WORK TO COMPLETE: Return, exactly as written, the line containing "Convert this screenshot" and every line after it to the end of the records below, with no pictures.

......

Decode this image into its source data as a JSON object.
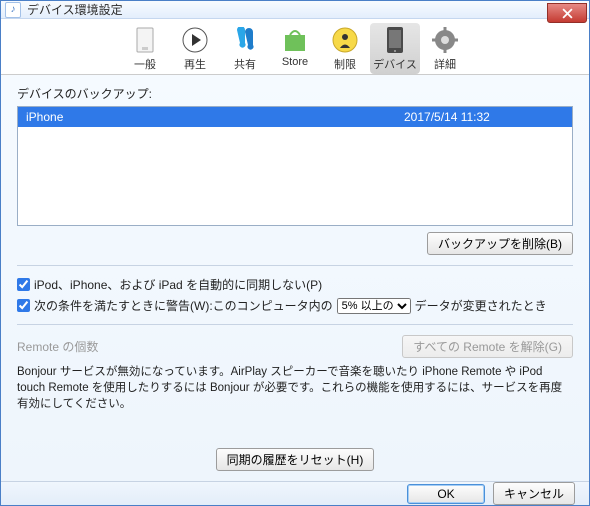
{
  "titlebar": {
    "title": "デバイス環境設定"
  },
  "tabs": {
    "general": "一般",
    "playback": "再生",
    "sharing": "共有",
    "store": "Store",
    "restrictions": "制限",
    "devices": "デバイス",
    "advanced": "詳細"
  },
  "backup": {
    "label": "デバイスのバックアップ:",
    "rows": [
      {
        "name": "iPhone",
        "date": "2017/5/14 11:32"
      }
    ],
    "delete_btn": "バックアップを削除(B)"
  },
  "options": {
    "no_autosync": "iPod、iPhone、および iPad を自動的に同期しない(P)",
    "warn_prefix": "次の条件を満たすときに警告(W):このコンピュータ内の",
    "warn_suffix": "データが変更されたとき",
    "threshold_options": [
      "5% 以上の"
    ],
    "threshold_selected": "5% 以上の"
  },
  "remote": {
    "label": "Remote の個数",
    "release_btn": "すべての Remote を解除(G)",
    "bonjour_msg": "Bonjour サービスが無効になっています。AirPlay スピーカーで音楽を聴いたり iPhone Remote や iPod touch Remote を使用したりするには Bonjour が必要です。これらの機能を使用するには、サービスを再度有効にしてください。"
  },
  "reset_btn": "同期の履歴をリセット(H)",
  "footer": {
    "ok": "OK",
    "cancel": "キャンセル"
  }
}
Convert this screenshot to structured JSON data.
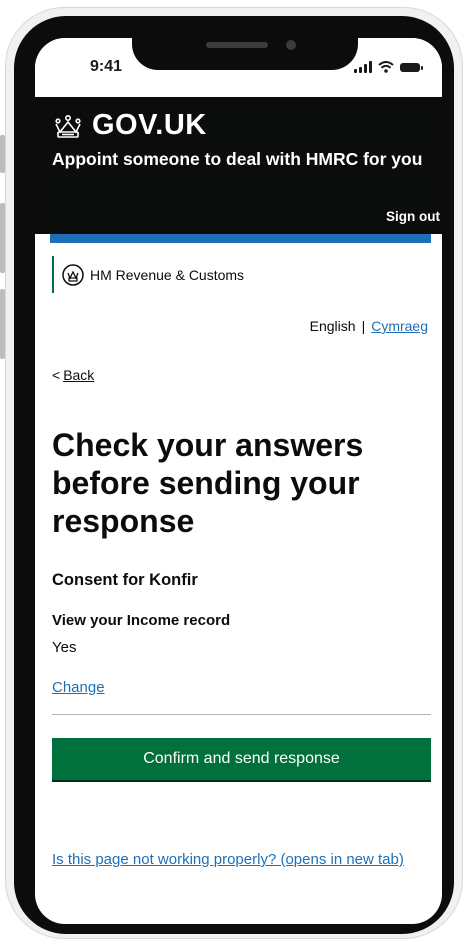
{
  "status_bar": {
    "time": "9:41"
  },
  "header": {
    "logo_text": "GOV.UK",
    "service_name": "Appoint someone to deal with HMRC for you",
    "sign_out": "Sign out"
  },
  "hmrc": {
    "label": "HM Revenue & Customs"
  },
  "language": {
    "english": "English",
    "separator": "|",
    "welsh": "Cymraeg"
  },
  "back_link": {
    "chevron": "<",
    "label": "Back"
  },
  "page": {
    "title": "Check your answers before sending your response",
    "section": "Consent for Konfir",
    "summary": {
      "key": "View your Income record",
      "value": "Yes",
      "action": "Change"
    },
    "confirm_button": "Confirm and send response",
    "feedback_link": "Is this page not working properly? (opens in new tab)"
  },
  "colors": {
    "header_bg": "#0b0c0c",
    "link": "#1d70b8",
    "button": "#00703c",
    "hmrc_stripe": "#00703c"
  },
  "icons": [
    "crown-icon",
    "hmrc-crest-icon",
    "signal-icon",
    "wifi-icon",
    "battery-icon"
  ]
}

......

OUTPUT OF THE TASK:
Convert this screenshot to structured JSON data.
{
  "status_bar": {
    "time": "9:41"
  },
  "header": {
    "logo_text": "GOV.UK",
    "service_name": "Appoint someone to deal with HMRC for you",
    "sign_out": "Sign out"
  },
  "hmrc": {
    "label": "HM Revenue & Customs"
  },
  "language": {
    "english": "English",
    "separator": "|",
    "welsh": "Cymraeg"
  },
  "back_link": {
    "chevron": "<",
    "label": "Back"
  },
  "page": {
    "title": "Check your answers before sending your response",
    "section": "Consent for Konfir",
    "summary": {
      "key": "View your Income record",
      "value": "Yes",
      "action": "Change"
    },
    "confirm_button": "Confirm and send response",
    "feedback_link": "Is this page not working properly? (opens in new tab)"
  },
  "colors": {
    "header_bg": "#0b0c0c",
    "link": "#1d70b8",
    "button": "#00703c",
    "hmrc_stripe": "#00703c"
  },
  "icons": [
    "crown-icon",
    "hmrc-crest-icon",
    "signal-icon",
    "wifi-icon",
    "battery-icon"
  ]
}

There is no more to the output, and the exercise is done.